Expected Results:

Preliminary evaluation of the screening test for raw material variability indicates that the test, though simple in nature, has the potential to provide very useful results. It has been determined that suspensions prepared from a single batch of clay show very little variation in their sediment. For a given clay, several different batches need to be examined, using the levels in the sediment from each of those batches to establish a baseline. Once the baseline has been established for a clay, new batches of the raw material can be evaluated to screen for significant differences from the norm.

Relevant Websites:

http://wrc.alfred.edu Exit

http://ceer.alfred.edu Exit

Supplemental Keywords:

clay raw materials, aqueous suspensions, x-ray diffraction, chemical analysis, zeta-potential measurement, differential thermal analysis, thermogravimetric analysis, electron microscopy, characterization, clay mineralogy, rheology, RFA, Scientific Discipline, INTERNATIONAL COOPERATION, TREATMENT/CONTROL, Sustainable Industry/Business, Sustainable Environment, Technology, Technology for Sustainable Environment, Chemistry and Materials Science, pollution prevention, characterization of materials, thermochemical stability, clean technologies, cleaner production, waste reduction, environmental sustainability, alternative materials, commercial clay, environmental chemistry, material selection methodology, industrial clay materials, ceramic materials, clean manufacturing designs

Progress and Final Reports:

  • 2002
  • Final Report

  • Main Center Abstract and Reports:

    R830420    Center for Environmental and Energy Research (CEER)

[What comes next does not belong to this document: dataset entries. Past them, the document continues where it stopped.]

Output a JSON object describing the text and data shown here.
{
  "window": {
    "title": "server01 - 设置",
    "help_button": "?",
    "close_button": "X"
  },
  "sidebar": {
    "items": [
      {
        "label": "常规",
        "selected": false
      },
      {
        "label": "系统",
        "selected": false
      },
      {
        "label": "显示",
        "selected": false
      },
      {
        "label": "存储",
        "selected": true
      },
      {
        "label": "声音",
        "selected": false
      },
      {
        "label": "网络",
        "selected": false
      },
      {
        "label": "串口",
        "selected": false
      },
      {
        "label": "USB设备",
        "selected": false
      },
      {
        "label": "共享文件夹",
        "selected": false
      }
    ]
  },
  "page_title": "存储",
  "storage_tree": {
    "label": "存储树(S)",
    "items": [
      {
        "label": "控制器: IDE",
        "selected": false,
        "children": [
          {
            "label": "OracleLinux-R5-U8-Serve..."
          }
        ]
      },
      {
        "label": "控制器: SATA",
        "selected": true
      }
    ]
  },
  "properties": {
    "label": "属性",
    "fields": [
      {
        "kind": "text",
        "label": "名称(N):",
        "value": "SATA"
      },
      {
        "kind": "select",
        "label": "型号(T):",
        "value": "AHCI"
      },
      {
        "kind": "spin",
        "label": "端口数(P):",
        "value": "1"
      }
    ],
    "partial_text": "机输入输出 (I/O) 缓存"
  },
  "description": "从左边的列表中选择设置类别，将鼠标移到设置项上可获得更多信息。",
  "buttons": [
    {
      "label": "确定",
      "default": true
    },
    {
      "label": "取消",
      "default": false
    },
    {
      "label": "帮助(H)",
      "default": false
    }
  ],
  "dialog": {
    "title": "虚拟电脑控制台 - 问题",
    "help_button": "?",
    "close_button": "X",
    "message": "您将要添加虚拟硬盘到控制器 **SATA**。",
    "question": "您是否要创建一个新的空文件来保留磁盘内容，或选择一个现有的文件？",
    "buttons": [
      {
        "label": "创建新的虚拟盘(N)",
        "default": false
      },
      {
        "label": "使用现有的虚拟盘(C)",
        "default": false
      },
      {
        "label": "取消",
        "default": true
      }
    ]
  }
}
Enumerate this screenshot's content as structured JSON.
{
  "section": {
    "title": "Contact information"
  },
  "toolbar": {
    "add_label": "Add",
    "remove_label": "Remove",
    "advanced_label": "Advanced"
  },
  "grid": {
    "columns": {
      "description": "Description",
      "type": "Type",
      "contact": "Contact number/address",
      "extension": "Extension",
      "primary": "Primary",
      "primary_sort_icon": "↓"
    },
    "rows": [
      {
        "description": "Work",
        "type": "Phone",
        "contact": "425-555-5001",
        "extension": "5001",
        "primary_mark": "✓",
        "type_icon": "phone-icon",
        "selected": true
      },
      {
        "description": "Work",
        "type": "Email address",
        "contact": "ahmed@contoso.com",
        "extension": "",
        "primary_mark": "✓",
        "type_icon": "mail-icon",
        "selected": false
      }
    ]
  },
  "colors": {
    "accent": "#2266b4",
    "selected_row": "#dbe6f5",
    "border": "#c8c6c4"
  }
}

    Subprojects under this Center: (EPA does not fund or establish subprojects; EPA awards and manages the overall grant for this center).
    R828737C001 Environmental Impact of Fuel Cell Power Generation Systems
    R828737C002 Regional Economic and Material Flows
    R828737C003 Visualizing Growth and Sustainability of Water Resources
    R828737C004 Vibratory Residual Stress Relief and Modifications in Metals to Conserve Resources and Prevent Pollution
    R828737C005 Detecting and Quantifying the Evolution of Hazardous Air Pollutants Produced During High Temperature Manufacturing: A Focus on Batching of Nitrate Containing Glasses
    R828737C006 Sulfate and Nitrate Dynamics in the Canacadea Watershed
    R828737C007 Variations in Subsurface Denitrifying and Sulfate-Reducing Microbial Populations as a Result of Acid Precipitation
    R828737C008 Recycling Glass-Reinforced Thermoset Polymer Composite Materials
    R828737C009 Correlating Clay Mineralogy with Performance: Reducing Manufacturing Waste Through Improved Understanding
    R830420C001 Accelerated Hydrogen Diffusion Through Glass Microspheres: An Enabling Technology for a Hydrogen Economy
    R830420C002 Utilization of Paper Mill Waste in Ceramic Products
    R830420C003 Development of Passive Humidity-Control Materials
    R830420C004 Microarray System for Contaminated Water Analysis
    R830420C005 Material and Environmental Sustainability in Ceramic Processing
    R830420C006 Interaction of Sealing Glasses with Metallic Interconnects in Solid Oxide and Polymer Fuel Cells
    R830420C007 Preparation of Ceramic Glaze Waste for Recycling using Froth Flotation
    R830420C008 Elimination of Lead from Ceramic Glazes by Refractive Index Tailoring
    R830420C010 Nanostructured C6B: A Novel Boron Rich Carbon for H2 Storage